» **TASK DIRECTIONS**
Your job is to return every line in the data holding the string "同意以上协议".

» **PROVIDED DATA**

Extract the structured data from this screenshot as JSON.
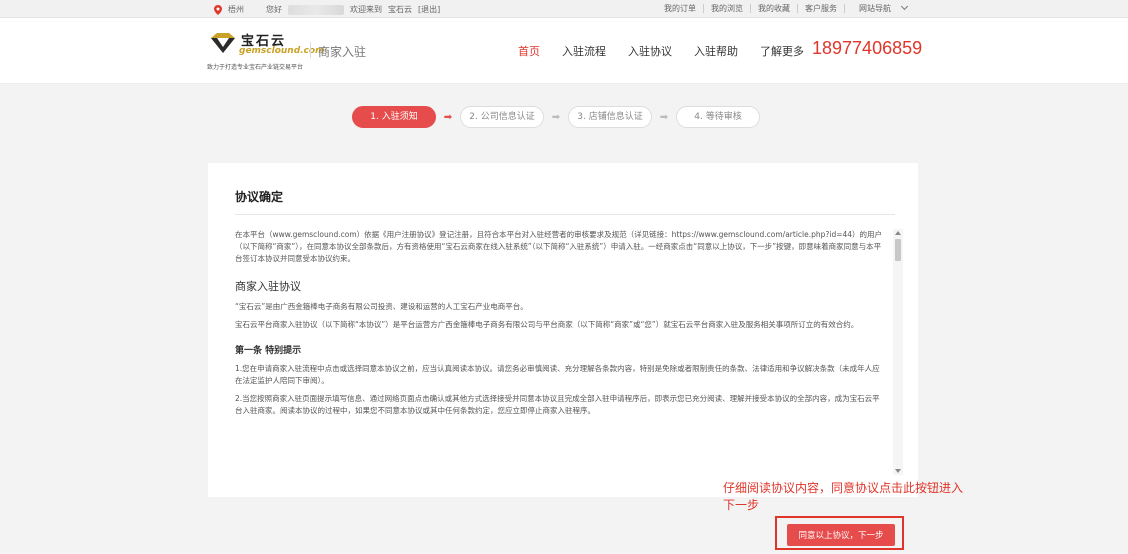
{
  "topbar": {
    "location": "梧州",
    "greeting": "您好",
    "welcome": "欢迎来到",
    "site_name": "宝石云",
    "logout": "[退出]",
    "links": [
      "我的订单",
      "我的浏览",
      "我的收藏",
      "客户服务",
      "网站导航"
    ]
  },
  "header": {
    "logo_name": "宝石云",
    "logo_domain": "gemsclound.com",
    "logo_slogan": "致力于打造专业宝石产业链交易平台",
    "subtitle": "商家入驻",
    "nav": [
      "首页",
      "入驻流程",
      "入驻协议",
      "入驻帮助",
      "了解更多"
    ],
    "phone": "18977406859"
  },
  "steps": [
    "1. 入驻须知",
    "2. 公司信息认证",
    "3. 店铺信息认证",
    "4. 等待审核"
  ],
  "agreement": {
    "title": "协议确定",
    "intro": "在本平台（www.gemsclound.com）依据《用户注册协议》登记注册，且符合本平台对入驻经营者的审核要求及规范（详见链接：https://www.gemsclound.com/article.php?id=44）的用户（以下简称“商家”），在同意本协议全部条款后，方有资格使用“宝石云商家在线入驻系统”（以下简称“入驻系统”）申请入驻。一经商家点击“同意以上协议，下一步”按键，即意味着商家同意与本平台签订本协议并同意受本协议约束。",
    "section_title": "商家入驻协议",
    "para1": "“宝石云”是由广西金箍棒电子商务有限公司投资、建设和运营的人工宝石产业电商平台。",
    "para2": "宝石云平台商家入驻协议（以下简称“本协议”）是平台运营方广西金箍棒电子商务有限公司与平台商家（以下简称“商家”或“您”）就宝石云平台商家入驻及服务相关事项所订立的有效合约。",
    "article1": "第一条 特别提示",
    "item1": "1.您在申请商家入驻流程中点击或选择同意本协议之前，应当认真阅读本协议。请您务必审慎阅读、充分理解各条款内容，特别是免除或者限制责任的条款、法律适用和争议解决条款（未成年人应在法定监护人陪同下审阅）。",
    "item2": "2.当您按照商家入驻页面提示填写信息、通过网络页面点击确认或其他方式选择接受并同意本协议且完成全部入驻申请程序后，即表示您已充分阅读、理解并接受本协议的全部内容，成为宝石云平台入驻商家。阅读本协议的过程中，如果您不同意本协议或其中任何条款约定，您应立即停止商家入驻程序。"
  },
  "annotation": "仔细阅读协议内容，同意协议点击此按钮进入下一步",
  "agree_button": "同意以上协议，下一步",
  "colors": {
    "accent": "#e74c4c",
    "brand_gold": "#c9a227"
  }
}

» **ANSWER TO THIS EXERCISE**
    "intro": "在本平台（www.gemsclound.com）依据《用户注册协议》登记注册，且符合本平台对入驻经营者的审核要求及规范（详见链接：https://www.gemsclound.com/article.php?id=44）的用户（以下简称“商家”），在同意本协议全部条款后，方有资格使用“宝石云商家在线入驻系统”（以下简称“入驻系统”）申请入驻。一经商家点击“同意以上协议，下一步”按键，即意味着商家同意与本平台签订本协议并同意受本协议约束。",
  "agree_button": "同意以上协议，下一步",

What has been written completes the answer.